Go line by line through the entries below and count those containing the string "Chưa"; give only the count.

======== Dataset content

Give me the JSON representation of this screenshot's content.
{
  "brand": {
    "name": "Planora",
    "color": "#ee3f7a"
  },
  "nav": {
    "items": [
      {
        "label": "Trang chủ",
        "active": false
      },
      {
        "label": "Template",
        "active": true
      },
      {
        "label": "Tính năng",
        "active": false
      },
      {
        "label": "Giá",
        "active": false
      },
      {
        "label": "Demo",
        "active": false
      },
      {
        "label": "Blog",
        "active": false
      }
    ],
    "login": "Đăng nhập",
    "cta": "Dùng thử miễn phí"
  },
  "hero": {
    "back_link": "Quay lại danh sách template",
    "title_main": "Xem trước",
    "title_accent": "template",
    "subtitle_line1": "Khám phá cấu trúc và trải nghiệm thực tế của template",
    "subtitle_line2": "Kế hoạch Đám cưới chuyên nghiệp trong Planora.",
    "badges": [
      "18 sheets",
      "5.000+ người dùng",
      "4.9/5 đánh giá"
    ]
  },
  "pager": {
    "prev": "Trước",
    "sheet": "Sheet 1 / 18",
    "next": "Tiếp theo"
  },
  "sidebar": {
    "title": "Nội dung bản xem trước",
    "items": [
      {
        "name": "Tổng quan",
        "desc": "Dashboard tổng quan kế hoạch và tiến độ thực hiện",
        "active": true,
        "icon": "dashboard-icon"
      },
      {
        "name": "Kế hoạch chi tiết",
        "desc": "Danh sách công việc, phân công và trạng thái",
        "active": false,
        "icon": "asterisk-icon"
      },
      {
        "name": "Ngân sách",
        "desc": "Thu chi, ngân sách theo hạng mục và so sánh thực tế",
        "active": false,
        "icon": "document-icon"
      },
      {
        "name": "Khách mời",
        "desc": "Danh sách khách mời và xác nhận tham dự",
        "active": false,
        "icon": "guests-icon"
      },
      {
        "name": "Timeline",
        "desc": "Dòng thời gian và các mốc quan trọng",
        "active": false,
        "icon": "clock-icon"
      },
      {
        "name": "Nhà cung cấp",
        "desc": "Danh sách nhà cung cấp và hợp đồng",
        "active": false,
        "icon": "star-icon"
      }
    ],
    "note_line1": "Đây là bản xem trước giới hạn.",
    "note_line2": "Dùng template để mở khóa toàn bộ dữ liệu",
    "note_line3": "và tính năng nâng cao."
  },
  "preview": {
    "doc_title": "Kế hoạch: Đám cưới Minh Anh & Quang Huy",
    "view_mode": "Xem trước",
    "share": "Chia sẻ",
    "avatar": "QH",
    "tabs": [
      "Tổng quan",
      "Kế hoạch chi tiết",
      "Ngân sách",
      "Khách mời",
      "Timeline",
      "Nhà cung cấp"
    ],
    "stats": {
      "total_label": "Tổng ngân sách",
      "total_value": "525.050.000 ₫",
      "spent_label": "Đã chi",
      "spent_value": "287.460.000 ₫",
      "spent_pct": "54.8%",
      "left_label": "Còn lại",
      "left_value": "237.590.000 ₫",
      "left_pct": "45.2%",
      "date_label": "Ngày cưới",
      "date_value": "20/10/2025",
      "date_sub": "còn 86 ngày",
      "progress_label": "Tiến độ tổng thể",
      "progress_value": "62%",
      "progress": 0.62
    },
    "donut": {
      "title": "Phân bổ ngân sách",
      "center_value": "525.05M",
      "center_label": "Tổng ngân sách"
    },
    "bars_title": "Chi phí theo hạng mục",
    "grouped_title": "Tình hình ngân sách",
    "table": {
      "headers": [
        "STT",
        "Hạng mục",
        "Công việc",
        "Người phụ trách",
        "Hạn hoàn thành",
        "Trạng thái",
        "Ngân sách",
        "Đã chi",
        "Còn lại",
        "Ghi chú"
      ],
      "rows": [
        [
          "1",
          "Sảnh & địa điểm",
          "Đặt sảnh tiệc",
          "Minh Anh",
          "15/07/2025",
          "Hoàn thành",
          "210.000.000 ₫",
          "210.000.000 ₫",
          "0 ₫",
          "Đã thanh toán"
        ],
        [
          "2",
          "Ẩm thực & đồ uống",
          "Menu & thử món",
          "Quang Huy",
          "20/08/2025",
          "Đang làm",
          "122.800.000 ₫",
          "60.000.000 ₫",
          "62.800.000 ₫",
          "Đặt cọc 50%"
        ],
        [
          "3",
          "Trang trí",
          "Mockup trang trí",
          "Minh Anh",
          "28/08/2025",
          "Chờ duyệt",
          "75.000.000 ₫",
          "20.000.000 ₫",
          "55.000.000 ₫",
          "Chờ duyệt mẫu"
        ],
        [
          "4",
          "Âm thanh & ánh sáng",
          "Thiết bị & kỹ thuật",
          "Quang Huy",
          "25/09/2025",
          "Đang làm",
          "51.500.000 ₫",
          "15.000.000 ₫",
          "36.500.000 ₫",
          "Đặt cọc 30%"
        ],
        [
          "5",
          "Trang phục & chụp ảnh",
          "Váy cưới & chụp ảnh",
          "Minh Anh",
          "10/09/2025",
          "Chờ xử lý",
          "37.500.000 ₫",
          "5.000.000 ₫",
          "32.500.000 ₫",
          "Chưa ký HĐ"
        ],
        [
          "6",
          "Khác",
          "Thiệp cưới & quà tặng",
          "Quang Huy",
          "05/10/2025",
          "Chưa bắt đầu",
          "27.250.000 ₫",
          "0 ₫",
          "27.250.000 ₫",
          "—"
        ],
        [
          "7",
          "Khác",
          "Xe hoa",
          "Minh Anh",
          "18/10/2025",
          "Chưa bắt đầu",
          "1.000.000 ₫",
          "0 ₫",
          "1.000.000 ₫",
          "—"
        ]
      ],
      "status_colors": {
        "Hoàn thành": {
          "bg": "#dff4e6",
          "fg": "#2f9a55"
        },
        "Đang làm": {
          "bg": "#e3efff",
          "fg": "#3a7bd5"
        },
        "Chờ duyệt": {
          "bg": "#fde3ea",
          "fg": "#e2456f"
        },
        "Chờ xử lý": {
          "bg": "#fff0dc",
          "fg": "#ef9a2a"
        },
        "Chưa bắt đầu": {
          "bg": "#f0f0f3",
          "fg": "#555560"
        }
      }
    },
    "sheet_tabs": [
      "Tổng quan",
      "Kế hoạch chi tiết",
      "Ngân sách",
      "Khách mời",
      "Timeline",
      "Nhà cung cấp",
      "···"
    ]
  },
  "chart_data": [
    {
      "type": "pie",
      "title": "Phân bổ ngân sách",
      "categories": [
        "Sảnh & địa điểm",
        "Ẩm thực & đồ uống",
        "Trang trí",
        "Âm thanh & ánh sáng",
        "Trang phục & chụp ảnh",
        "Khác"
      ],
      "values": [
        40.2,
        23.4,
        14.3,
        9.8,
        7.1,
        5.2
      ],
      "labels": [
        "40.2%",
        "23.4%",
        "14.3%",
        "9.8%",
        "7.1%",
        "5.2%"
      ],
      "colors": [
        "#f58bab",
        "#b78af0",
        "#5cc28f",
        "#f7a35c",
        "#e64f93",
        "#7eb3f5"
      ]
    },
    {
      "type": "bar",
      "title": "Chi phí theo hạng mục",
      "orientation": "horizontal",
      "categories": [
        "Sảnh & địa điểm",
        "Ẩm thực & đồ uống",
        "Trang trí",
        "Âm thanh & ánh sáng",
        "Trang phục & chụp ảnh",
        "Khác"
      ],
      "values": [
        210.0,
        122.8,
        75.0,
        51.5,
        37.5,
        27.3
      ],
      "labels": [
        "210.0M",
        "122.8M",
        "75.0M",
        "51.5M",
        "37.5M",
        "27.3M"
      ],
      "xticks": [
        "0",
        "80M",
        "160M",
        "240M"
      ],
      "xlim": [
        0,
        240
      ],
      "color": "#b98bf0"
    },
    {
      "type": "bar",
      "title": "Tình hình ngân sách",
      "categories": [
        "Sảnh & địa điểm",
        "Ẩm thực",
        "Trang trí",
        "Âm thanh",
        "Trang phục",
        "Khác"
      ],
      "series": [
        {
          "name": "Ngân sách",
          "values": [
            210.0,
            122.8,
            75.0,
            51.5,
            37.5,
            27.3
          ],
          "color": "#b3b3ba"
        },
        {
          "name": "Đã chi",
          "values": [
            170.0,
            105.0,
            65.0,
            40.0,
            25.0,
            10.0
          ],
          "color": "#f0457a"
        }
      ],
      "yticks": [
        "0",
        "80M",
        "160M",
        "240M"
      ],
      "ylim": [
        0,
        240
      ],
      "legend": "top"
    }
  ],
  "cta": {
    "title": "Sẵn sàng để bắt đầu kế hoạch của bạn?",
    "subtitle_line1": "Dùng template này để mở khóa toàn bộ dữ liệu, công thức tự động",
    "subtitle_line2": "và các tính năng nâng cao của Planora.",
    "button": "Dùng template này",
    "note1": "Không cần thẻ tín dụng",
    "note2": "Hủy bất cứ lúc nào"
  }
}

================

• [Exercise answer]: 4